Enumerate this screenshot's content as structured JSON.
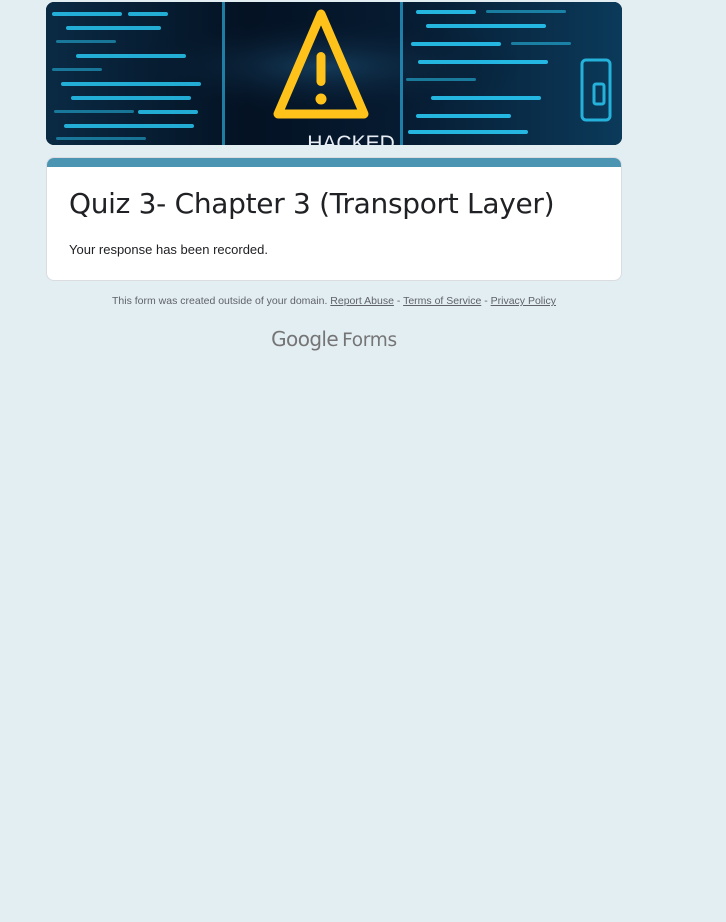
{
  "header_image": {
    "overlay_text": "HACKED",
    "colors": {
      "background": "#06121f",
      "code_lines": "#29c7f2",
      "warning": "#ffc21a"
    }
  },
  "form": {
    "title": "Quiz 3- Chapter 3 (Transport Layer)",
    "confirmation_message": "Your response has been recorded.",
    "accent_color": "#4b95b3"
  },
  "footer": {
    "notice": "This form was created outside of your domain.",
    "report_abuse": "Report Abuse",
    "separator": "-",
    "terms_of_service": "Terms of Service",
    "privacy_policy": "Privacy Policy"
  },
  "branding": {
    "google": "Google",
    "forms": "Forms"
  },
  "page_background": "#e3eef3"
}
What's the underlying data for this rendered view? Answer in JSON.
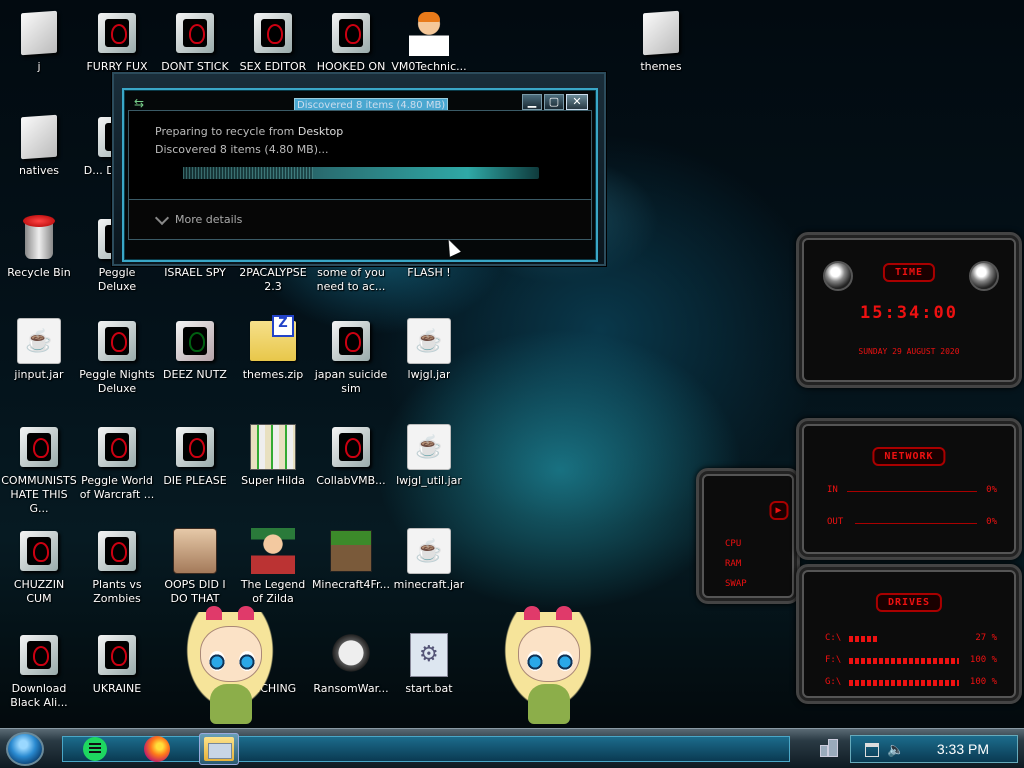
{
  "desktop": {
    "icons": [
      {
        "label": "j"
      },
      {
        "label": "FURRY FUX"
      },
      {
        "label": "DONT STICK"
      },
      {
        "label": "SEX EDITOR"
      },
      {
        "label": "HOOKED ON"
      },
      {
        "label": "VM0Technic..."
      },
      {
        "label": "themes"
      },
      {
        "label": "natives"
      },
      {
        "label": "D... DUMB..."
      },
      {
        "label": "Recycle Bin"
      },
      {
        "label": "Peggle Deluxe"
      },
      {
        "label": "ISRAEL SPY"
      },
      {
        "label": "2PACALYPSE 2.3"
      },
      {
        "label": "some of you need to ac..."
      },
      {
        "label": "FLASH !"
      },
      {
        "label": "jinput.jar"
      },
      {
        "label": "Peggle Nights Deluxe"
      },
      {
        "label": "DEEZ NUTZ"
      },
      {
        "label": "themes.zip"
      },
      {
        "label": "japan suicide sim"
      },
      {
        "label": "lwjgl.jar"
      },
      {
        "label": "COMMUNISTS HATE THIS G..."
      },
      {
        "label": "Peggle World of Warcraft ..."
      },
      {
        "label": "DIE PLEASE"
      },
      {
        "label": "Super Hilda"
      },
      {
        "label": "CollabVMB..."
      },
      {
        "label": "lwjgl_util.jar"
      },
      {
        "label": "CHUZZIN CUM"
      },
      {
        "label": "Plants vs Zombies"
      },
      {
        "label": "OOPS DID I DO THAT"
      },
      {
        "label": "The Legend of Zilda"
      },
      {
        "label": "Minecraft4Fr..."
      },
      {
        "label": "minecraft.jar"
      },
      {
        "label": "Download Black Ali..."
      },
      {
        "label": "UKRAINE"
      },
      {
        "label": "...CHING"
      },
      {
        "label": "RansomWar..."
      },
      {
        "label": "start.bat"
      }
    ]
  },
  "dialog": {
    "title": "Discovered 8 items (4.80 MB)",
    "line1_prefix": "Preparing to recycle from ",
    "line1_location": "Desktop",
    "line2": "Discovered 8 items (4.80 MB)...",
    "more_details": "More details",
    "close_glyph": "✕"
  },
  "gadgets": {
    "time": {
      "header": "TIME",
      "clock": "15:34:00",
      "date": "SUNDAY 29 AUGUST 2020"
    },
    "system": {
      "rows": [
        "CPU",
        "RAM",
        "SWAP"
      ]
    },
    "network": {
      "header": "NETWORK",
      "in_label": "IN",
      "in_value": "0%",
      "out_label": "OUT",
      "out_value": "0%"
    },
    "drives": {
      "header": "DRIVES",
      "items": [
        {
          "label": "C:\\",
          "value": "27 %",
          "fill": 0.27
        },
        {
          "label": "F:\\",
          "value": "100 %",
          "fill": 1.0
        },
        {
          "label": "G:\\",
          "value": "100 %",
          "fill": 1.0
        }
      ]
    }
  },
  "taskbar": {
    "apps": [
      {
        "name": "spotify-icon"
      },
      {
        "name": "firefox-icon"
      },
      {
        "name": "file-explorer-icon"
      }
    ],
    "clock": "3:33 PM"
  }
}
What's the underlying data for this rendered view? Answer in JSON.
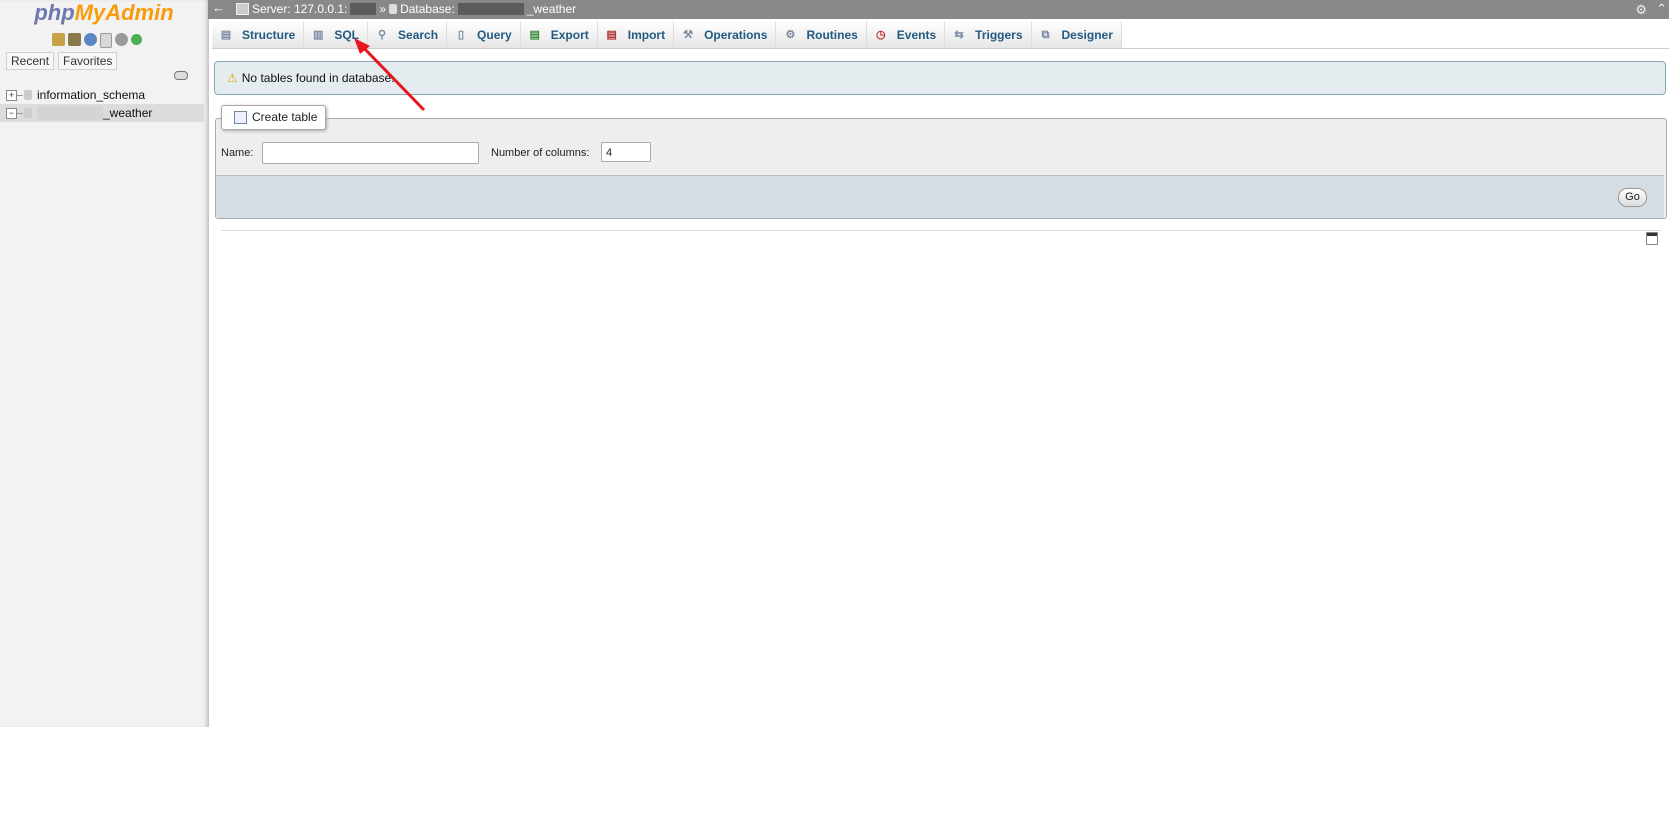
{
  "sidebar": {
    "logo_php": "php",
    "logo_myadmin": "MyAdmin",
    "icons": [
      "home-icon",
      "database-icon",
      "help-icon",
      "docs-icon",
      "settings-icon",
      "reload-icon"
    ],
    "tabs": [
      "Recent",
      "Favorites"
    ],
    "databases": [
      {
        "name": "information_schema",
        "selected": false
      },
      {
        "name_suffix": "_weather",
        "selected": true
      }
    ]
  },
  "topbar": {
    "back": "←",
    "server_label": "Server: 127.0.0.1:",
    "separator": "»",
    "database_label": "Database:",
    "database_suffix": "_weather"
  },
  "tabs": [
    {
      "label": "Structure",
      "icon": "structure-icon"
    },
    {
      "label": "SQL",
      "icon": "sql-icon"
    },
    {
      "label": "Search",
      "icon": "search-icon"
    },
    {
      "label": "Query",
      "icon": "query-icon"
    },
    {
      "label": "Export",
      "icon": "export-icon"
    },
    {
      "label": "Import",
      "icon": "import-icon"
    },
    {
      "label": "Operations",
      "icon": "wrench-icon"
    },
    {
      "label": "Routines",
      "icon": "routines-icon"
    },
    {
      "label": "Events",
      "icon": "clock-icon"
    },
    {
      "label": "Triggers",
      "icon": "triggers-icon"
    },
    {
      "label": "Designer",
      "icon": "designer-icon"
    }
  ],
  "notice": {
    "message": "No tables found in database."
  },
  "create_table": {
    "legend": "Create table",
    "name_label": "Name:",
    "name_value": "",
    "columns_label": "Number of columns:",
    "columns_value": "4",
    "go_label": "Go"
  },
  "colors": {
    "topbar": "#888888",
    "tab_text": "#235a81",
    "notice_bg": "#e5ecf0",
    "annotation_arrow": "#e8141e"
  }
}
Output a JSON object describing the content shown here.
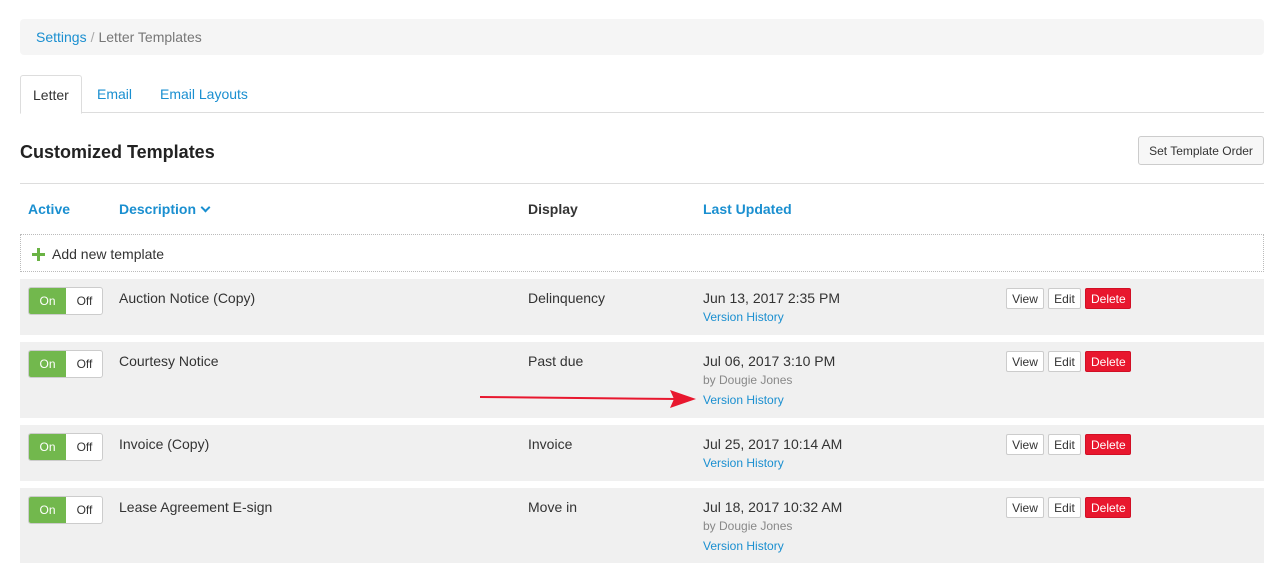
{
  "breadcrumb": {
    "root": "Settings",
    "separator": "/",
    "current": "Letter Templates"
  },
  "tabs": [
    {
      "label": "Letter",
      "active": true
    },
    {
      "label": "Email"
    },
    {
      "label": "Email Layouts"
    }
  ],
  "section": {
    "title": "Customized Templates",
    "order_button": "Set Template Order"
  },
  "columns": {
    "active": "Active",
    "description": "Description",
    "display": "Display",
    "last_updated": "Last Updated"
  },
  "add_label": "Add new template",
  "toggle": {
    "on": "On",
    "off": "Off"
  },
  "actions": {
    "view": "View",
    "edit": "Edit",
    "delete": "Delete"
  },
  "rows": [
    {
      "description": "Auction Notice (Copy)",
      "display": "Delinquency",
      "date": "Jun 13, 2017 2:35 PM",
      "by": "",
      "history": "Version History"
    },
    {
      "description": "Courtesy Notice",
      "display": "Past due",
      "date": "Jul 06, 2017 3:10 PM",
      "by": "by Dougie Jones",
      "history": "Version History"
    },
    {
      "description": "Invoice (Copy)",
      "display": "Invoice",
      "date": "Jul 25, 2017 10:14 AM",
      "by": "",
      "history": "Version History"
    },
    {
      "description": "Lease Agreement E-sign",
      "display": "Move in",
      "date": "Jul 18, 2017 10:32 AM",
      "by": "by Dougie Jones",
      "history": "Version History"
    }
  ],
  "colors": {
    "link": "#1a8fd0",
    "toggle_on": "#72b84d",
    "delete": "#e8172e",
    "arrow": "#e8172e"
  }
}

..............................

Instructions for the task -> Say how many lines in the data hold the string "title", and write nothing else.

Response to this exercise -> 3